Look through the material that follows and show every line with the string "Historique".

☆ ☆ ☆ ☆

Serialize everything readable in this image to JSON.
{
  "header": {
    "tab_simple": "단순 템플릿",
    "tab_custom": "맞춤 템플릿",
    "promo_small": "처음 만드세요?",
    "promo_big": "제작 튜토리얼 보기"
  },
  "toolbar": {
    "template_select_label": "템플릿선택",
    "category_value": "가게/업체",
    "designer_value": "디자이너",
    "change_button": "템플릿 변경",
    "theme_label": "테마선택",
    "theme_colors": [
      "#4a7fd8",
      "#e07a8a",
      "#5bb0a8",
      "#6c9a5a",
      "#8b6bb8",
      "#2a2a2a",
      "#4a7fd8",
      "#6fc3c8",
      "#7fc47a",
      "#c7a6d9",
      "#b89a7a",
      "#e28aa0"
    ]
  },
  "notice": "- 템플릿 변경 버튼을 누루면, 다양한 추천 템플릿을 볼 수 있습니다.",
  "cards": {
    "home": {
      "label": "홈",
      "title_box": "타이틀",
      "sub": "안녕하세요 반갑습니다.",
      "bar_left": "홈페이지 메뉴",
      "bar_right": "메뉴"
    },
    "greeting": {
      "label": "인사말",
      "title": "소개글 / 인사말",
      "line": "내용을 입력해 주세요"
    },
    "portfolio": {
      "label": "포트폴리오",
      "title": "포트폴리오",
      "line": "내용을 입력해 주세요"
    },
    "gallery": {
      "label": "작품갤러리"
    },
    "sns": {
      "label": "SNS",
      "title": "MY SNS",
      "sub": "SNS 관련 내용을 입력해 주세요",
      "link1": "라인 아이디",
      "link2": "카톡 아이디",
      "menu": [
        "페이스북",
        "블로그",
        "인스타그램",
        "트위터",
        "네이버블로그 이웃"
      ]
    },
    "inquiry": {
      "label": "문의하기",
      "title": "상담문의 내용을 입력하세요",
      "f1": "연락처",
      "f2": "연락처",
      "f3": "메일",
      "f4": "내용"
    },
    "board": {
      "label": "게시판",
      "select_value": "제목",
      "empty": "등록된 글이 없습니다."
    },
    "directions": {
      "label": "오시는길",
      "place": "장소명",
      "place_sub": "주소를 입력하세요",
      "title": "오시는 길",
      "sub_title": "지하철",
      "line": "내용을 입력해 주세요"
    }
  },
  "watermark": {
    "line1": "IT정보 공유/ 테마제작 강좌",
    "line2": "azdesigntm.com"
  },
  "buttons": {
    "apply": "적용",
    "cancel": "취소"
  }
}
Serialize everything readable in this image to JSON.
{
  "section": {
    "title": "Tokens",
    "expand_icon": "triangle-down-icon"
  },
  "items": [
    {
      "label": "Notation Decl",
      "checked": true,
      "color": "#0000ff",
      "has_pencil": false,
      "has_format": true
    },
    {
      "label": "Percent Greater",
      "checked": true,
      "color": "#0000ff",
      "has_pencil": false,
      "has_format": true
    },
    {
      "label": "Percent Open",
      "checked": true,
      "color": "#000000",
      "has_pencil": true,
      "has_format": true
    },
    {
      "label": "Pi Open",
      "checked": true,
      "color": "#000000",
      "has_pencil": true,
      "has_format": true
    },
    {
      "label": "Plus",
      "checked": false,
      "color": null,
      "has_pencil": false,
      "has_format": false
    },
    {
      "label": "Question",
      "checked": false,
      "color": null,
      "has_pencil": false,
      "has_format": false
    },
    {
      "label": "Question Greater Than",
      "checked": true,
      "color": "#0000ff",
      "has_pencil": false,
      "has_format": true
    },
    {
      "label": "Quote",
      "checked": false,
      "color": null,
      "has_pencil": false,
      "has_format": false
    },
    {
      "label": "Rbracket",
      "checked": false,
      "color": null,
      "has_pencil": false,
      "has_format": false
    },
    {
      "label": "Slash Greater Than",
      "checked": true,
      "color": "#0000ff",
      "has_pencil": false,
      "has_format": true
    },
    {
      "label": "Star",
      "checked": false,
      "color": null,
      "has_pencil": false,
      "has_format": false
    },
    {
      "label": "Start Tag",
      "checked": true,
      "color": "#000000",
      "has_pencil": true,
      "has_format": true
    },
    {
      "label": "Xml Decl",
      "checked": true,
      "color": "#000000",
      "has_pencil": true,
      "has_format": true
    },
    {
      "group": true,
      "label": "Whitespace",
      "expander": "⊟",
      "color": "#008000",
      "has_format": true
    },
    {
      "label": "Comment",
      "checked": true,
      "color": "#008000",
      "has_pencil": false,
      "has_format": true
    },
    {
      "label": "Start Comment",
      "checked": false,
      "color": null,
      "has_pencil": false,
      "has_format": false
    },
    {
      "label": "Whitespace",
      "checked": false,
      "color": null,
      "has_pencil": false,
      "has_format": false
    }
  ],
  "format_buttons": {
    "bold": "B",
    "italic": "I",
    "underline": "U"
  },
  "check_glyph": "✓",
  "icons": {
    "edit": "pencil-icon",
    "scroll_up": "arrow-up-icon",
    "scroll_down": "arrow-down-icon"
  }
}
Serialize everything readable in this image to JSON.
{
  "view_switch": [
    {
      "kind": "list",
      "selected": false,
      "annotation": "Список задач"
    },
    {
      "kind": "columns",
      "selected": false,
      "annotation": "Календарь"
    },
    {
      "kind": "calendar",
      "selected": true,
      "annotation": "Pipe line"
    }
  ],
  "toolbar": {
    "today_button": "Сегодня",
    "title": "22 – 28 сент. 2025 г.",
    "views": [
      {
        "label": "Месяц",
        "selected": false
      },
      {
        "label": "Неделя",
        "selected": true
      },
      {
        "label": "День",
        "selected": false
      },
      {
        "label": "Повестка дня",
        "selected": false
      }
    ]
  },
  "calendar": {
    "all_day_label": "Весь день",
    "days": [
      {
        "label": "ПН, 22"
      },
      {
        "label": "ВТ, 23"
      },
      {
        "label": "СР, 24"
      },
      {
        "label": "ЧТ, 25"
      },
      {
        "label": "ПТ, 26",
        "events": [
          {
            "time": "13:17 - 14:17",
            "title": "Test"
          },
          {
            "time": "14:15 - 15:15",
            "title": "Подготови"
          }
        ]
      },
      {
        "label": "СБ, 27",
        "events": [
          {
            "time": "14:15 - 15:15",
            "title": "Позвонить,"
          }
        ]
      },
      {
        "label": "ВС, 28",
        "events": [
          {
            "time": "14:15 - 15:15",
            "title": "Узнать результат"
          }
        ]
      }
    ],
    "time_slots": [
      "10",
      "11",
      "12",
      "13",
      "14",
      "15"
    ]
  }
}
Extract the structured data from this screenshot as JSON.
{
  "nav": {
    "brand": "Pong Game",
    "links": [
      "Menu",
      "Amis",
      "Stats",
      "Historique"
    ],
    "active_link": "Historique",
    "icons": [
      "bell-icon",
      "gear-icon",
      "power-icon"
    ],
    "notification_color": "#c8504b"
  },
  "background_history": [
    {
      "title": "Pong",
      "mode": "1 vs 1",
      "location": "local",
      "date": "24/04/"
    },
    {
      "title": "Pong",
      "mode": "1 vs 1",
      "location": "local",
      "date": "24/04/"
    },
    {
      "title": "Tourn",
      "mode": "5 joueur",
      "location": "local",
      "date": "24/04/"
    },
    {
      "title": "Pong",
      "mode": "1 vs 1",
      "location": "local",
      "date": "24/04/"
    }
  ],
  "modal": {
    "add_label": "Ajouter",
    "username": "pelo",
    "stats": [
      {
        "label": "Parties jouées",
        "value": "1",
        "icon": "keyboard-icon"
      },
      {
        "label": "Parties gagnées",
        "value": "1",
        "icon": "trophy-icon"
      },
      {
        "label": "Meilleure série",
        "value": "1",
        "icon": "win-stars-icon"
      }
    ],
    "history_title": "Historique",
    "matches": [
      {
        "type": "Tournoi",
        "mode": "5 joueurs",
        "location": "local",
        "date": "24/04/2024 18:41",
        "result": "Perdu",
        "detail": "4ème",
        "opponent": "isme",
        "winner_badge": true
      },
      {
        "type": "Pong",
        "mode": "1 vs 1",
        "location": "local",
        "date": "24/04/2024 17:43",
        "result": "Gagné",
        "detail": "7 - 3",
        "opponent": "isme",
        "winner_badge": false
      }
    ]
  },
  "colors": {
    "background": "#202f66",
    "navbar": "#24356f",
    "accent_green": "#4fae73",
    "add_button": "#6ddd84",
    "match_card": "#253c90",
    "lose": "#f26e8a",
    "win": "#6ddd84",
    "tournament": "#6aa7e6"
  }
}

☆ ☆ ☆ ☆

→ **Your solution**:
      "Historique"
    "active_link": "Historique",
    "history_title": "Historique",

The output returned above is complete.